Henry Cowell Redwoods State Park, California, mid-May. The trail climbs from dense secondary redwood forest, to wet mixed conifer forest (redwood, Douglas fir, and hemlock), to sun-dappled oak trees, and finally sunny chaparral. The understory flowers also shift, from shade-tolerant violets and irises, to sun-loving lupines. The loop trail then returns along the creek back to redwood forest.
Entering Chitwan, we crossed a large river which our taxi driver told us was part of the Ganga river. We later learned that this is the Narayani, or Gandaki River, which is one of the major tributaries of the Ganga river. I spent 7 months in Varanasi, Indiat living and teaching on the banks of the Ganga (way back when this blog was first conceived). It was pretty incredible to see the same waters much further upstream.
During our stay in Chitwan, we took a boat ride along the river. We saw all kinds of animals in the water and on the shores, including the endangered gharial, or fish-eating crocodile. We also saw a group of men using two canoes to bring a Jeep across the river! And we took a morning walk with the elephants and mahouts that work at the lodge to cut food for the elephants. The elephants passed a bundle at a time up to their mahouts (stealing bites along the way) and carried the stack back–the whole elephant-load is only about half of their food for the day.
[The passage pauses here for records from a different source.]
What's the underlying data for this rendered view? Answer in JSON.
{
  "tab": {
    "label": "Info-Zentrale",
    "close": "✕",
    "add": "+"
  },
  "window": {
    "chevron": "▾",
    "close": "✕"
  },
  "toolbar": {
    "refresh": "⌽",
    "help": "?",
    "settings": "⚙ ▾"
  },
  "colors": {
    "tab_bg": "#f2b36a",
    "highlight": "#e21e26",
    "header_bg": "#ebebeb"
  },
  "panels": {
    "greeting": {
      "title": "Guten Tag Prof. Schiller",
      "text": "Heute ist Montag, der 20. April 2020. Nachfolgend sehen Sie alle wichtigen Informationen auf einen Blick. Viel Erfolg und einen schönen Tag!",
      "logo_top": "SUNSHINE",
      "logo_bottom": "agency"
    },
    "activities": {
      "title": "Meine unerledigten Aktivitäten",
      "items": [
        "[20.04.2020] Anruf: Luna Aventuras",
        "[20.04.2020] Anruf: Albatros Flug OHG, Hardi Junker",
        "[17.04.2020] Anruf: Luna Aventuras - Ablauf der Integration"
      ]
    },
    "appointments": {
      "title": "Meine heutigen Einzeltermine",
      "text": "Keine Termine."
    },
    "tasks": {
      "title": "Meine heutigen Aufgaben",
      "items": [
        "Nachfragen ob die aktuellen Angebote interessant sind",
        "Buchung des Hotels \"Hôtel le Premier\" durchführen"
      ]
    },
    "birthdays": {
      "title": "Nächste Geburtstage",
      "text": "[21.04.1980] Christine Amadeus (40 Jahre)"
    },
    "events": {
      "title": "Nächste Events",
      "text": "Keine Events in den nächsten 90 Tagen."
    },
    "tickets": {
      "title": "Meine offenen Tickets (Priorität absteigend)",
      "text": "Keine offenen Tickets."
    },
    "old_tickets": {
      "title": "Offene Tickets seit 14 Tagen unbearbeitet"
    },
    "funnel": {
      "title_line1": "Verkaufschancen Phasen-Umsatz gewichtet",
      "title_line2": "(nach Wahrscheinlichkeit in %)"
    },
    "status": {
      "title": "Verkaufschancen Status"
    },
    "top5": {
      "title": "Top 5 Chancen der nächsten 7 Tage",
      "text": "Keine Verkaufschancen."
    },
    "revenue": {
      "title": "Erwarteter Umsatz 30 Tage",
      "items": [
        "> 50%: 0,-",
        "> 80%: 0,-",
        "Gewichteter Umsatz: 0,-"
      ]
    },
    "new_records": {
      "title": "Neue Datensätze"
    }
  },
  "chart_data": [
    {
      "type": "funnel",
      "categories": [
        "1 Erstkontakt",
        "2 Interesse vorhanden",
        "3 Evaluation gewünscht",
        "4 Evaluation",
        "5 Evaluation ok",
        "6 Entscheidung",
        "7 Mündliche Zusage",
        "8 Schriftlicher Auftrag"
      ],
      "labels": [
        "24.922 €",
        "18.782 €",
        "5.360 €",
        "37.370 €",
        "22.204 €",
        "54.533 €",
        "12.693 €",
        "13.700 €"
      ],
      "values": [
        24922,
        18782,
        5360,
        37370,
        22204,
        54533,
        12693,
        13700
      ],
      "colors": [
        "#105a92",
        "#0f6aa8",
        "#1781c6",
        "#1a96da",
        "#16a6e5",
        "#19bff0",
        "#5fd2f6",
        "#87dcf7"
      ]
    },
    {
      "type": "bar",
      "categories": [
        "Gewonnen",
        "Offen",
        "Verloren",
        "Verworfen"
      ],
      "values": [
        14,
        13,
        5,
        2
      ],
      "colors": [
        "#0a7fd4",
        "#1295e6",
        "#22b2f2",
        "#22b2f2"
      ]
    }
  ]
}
On Easter Sunday, we visited Thomaskirche, one of the most famous churches in Leipzig. Originally founded in the 12th century, the current building was started in the 15th century, and is now a combination of different styles and restorations. Bach spent over 25 years here as cantor, and is buried beneath the sanctuary. It’s also home to a famous boys’ choir, which was founded over 800 years ago. It was stunning to hear one of Bach’s cantatas performed by the Thomas choir in this space.